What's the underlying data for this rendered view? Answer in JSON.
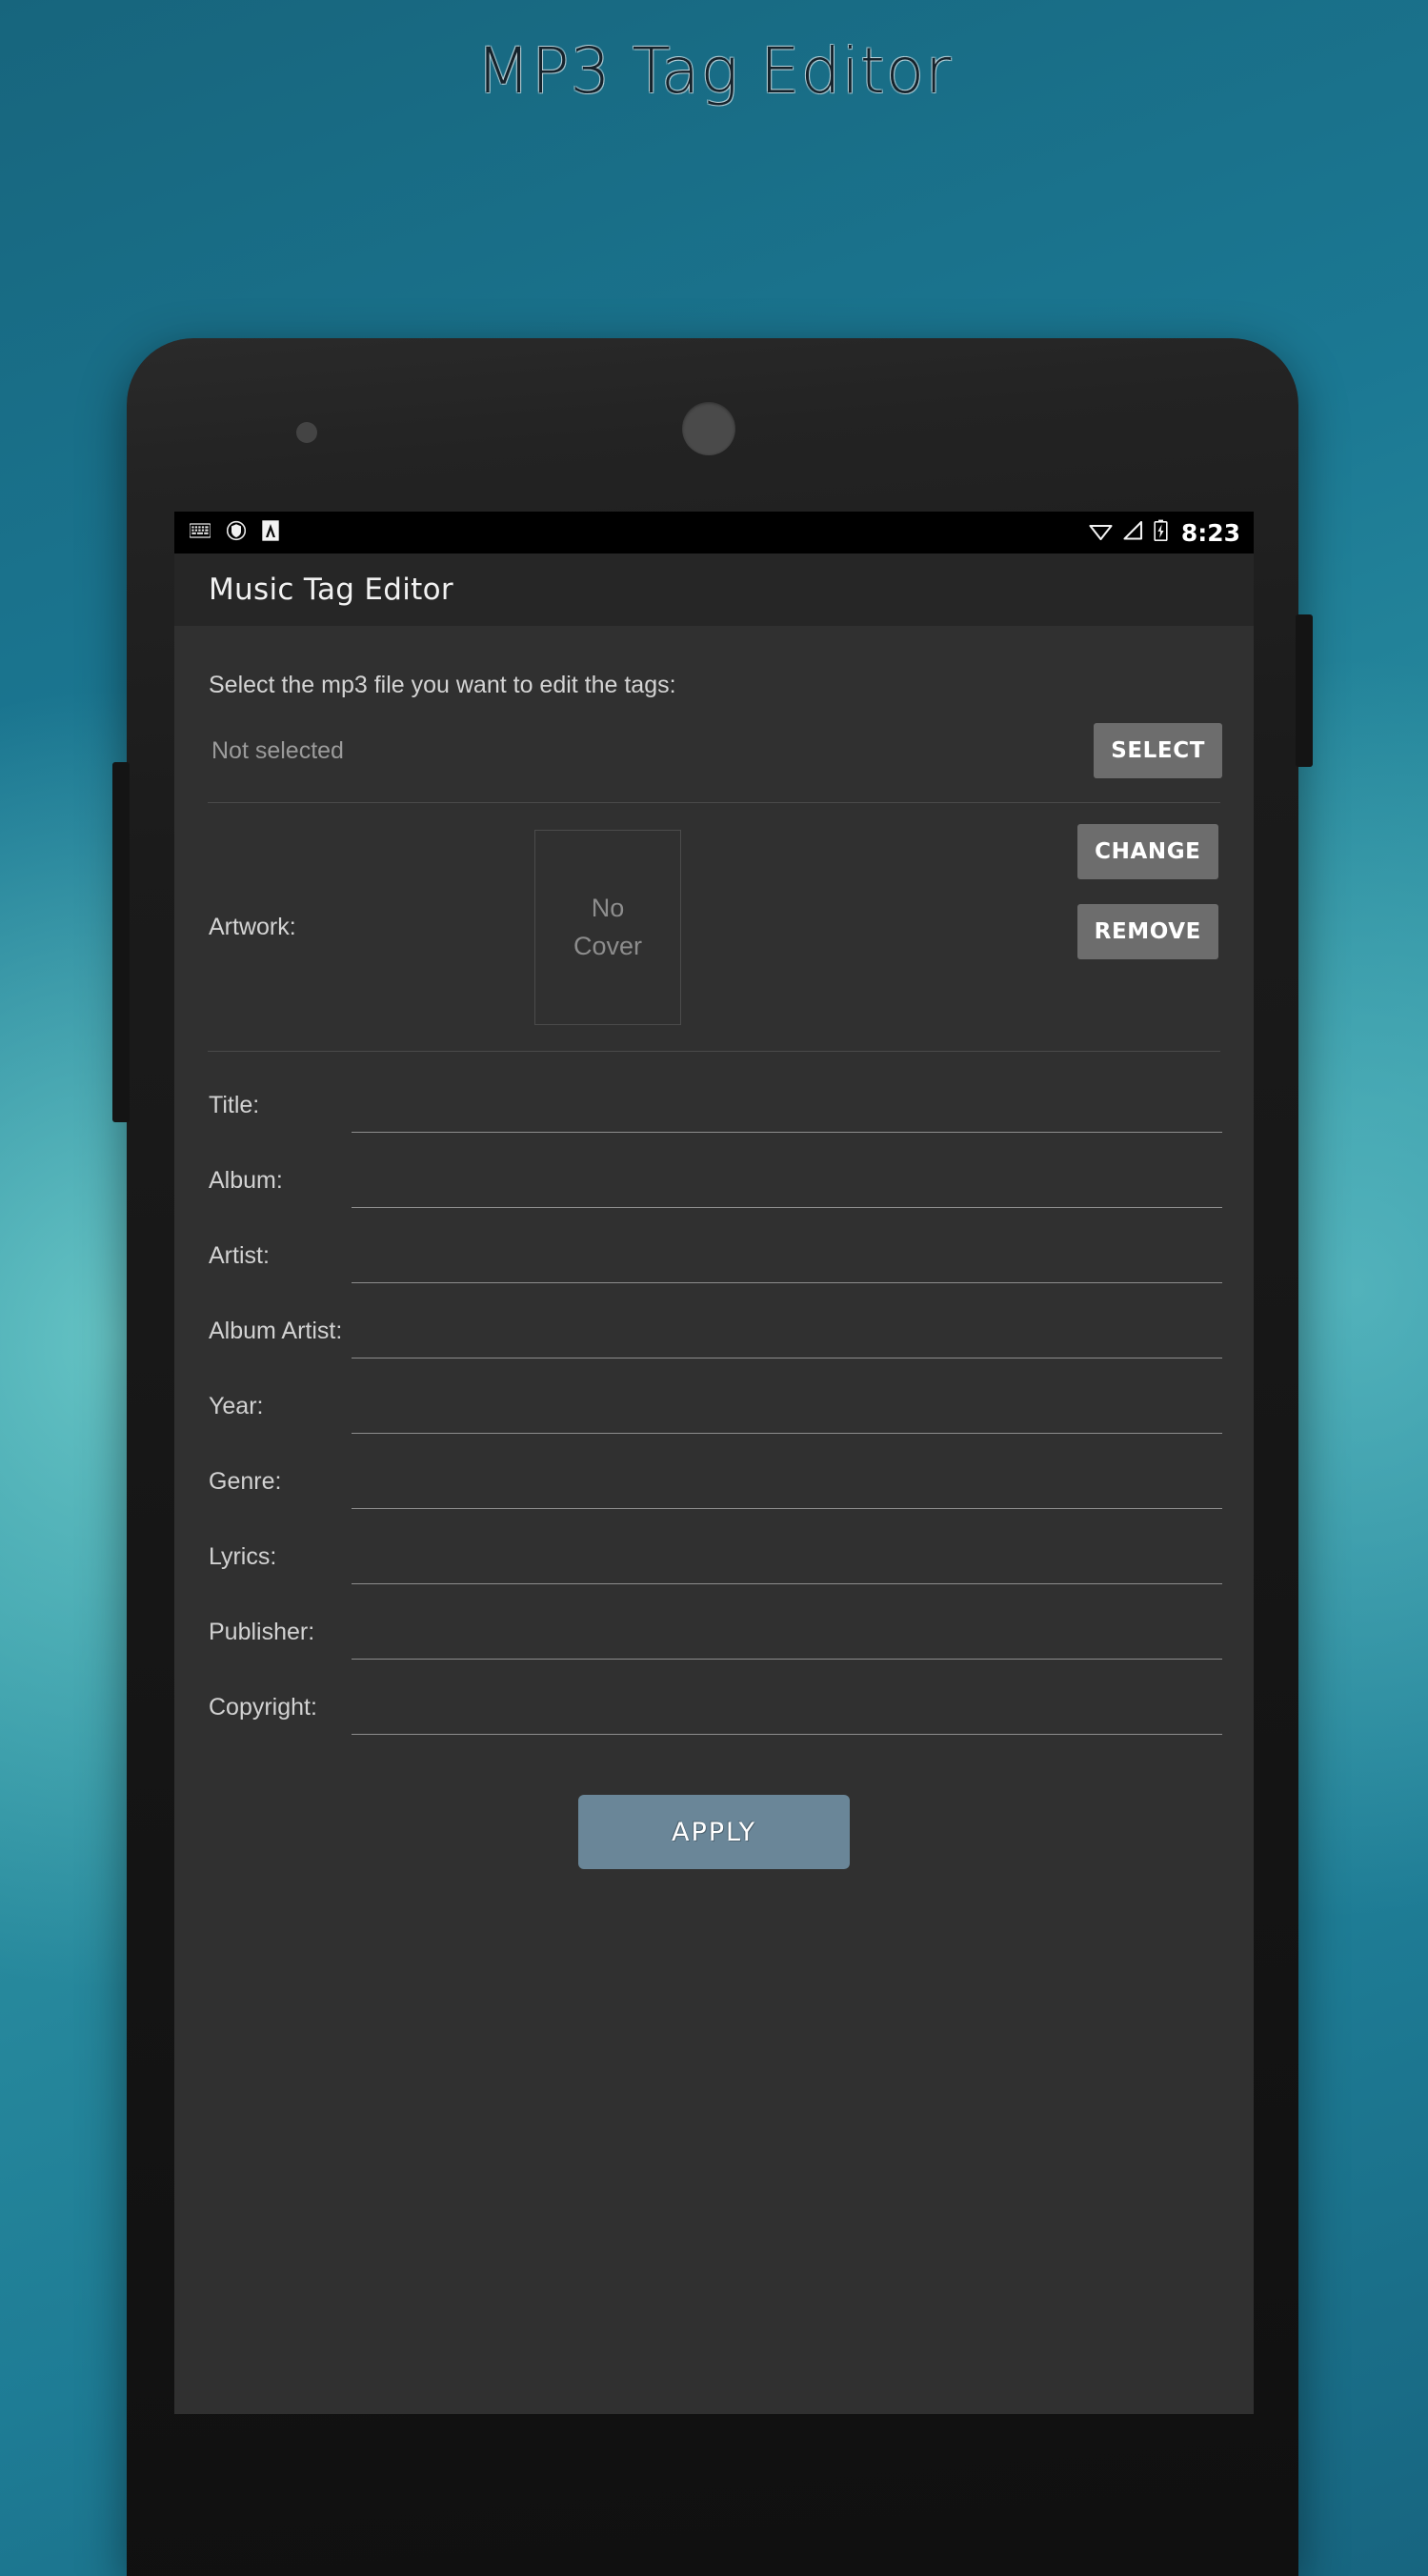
{
  "page": {
    "title": "MP3 Tag Editor"
  },
  "status_bar": {
    "icons_left": [
      "keyboard-icon",
      "shield-icon",
      "app-notification-icon"
    ],
    "icons_right": [
      "wifi-icon",
      "signal-icon",
      "battery-charging-icon"
    ],
    "clock": "8:23"
  },
  "app_bar": {
    "title": "Music Tag Editor"
  },
  "content": {
    "select_hint": "Select the mp3 file you want to edit the tags:",
    "file": {
      "name": "Not selected",
      "select_label": "SELECT"
    },
    "artwork": {
      "label": "Artwork:",
      "placeholder_line1": "No",
      "placeholder_line2": "Cover",
      "change_label": "CHANGE",
      "remove_label": "REMOVE"
    },
    "fields": [
      {
        "label": "Title:",
        "value": "",
        "placeholder": ""
      },
      {
        "label": "Album:",
        "value": "",
        "placeholder": ""
      },
      {
        "label": "Artist:",
        "value": "",
        "placeholder": ""
      },
      {
        "label": "Album Artist:",
        "value": "",
        "placeholder": ""
      },
      {
        "label": "Year:",
        "value": "",
        "placeholder": ""
      },
      {
        "label": "Genre:",
        "value": "",
        "placeholder": ""
      },
      {
        "label": "Lyrics:",
        "value": "",
        "placeholder": ""
      },
      {
        "label": "Publisher:",
        "value": "",
        "placeholder": ""
      },
      {
        "label": "Copyright:",
        "value": "",
        "placeholder": ""
      }
    ],
    "apply_label": "APPLY"
  },
  "colors": {
    "background_teal_dark": "#17657d",
    "background_teal_light": "#2e93a3",
    "screen_background": "#303030",
    "app_bar": "#262626",
    "status_bar": "#000000",
    "button_gray": "#6d6d6d",
    "apply_button": "#6a8698",
    "phone_frame": "#1b1b1b"
  }
}
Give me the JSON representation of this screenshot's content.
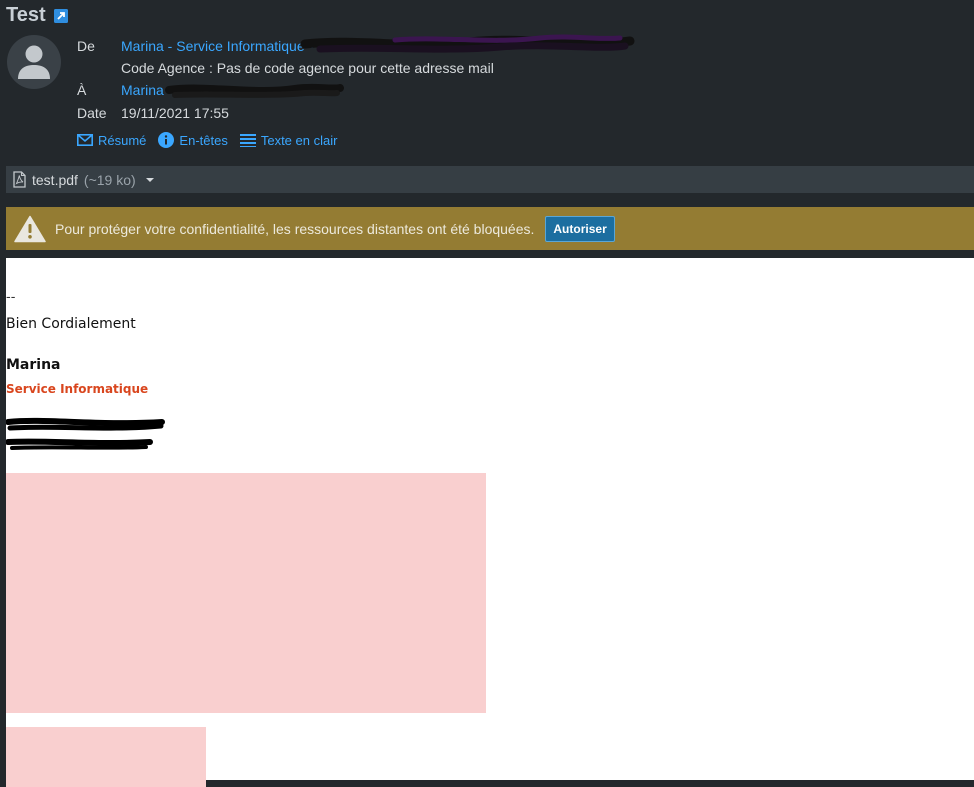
{
  "subject": "Test",
  "headers": {
    "from_label": "De",
    "from_value": "Marina - Service Informatique -",
    "agency_line": "Code Agence : Pas de code agence pour cette adresse mail",
    "to_label": "À",
    "to_value": "Marina",
    "date_label": "Date",
    "date_value": "19/11/2021 17:55"
  },
  "actions": [
    {
      "label": "Résumé",
      "icon": "envelope-icon"
    },
    {
      "label": "En-têtes",
      "icon": "info-icon"
    },
    {
      "label": "Texte en clair",
      "icon": "lines-icon"
    }
  ],
  "attachment": {
    "name": "test.pdf",
    "size": "(~19 ko)",
    "icon": "pdf-file-icon"
  },
  "remote_warning": {
    "message": "Pour protéger votre confidentialité, les ressources distantes ont été bloquées.",
    "button": "Autoriser"
  },
  "signature": {
    "separator": "--",
    "greeting": "Bien Cordialement",
    "name": "Marina",
    "department": "Service Informatique"
  },
  "colors": {
    "background": "#23282c",
    "link": "#3aa7ff",
    "warning_bar": "#947c33",
    "button": "#1c6ea0",
    "department": "#d9461e",
    "image_placeholder": "#f9cfcf"
  }
}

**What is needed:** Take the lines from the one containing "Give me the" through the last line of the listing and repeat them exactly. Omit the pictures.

**Completed exercise:**
Give me the JSON representation of this screenshot's content.
{
  "subject": "Test",
  "headers": {
    "from_label": "De",
    "from_value": "Marina - Service Informatique -",
    "agency_line": "Code Agence : Pas de code agence pour cette adresse mail",
    "to_label": "À",
    "to_value": "Marina",
    "date_label": "Date",
    "date_value": "19/11/2021 17:55"
  },
  "actions": [
    {
      "label": "Résumé",
      "icon": "envelope-icon"
    },
    {
      "label": "En-têtes",
      "icon": "info-icon"
    },
    {
      "label": "Texte en clair",
      "icon": "lines-icon"
    }
  ],
  "attachment": {
    "name": "test.pdf",
    "size": "(~19 ko)",
    "icon": "pdf-file-icon"
  },
  "remote_warning": {
    "message": "Pour protéger votre confidentialité, les ressources distantes ont été bloquées.",
    "button": "Autoriser"
  },
  "signature": {
    "separator": "--",
    "greeting": "Bien Cordialement",
    "name": "Marina",
    "department": "Service Informatique"
  },
  "colors": {
    "background": "#23282c",
    "link": "#3aa7ff",
    "warning_bar": "#947c33",
    "button": "#1c6ea0",
    "department": "#d9461e",
    "image_placeholder": "#f9cfcf"
  }
}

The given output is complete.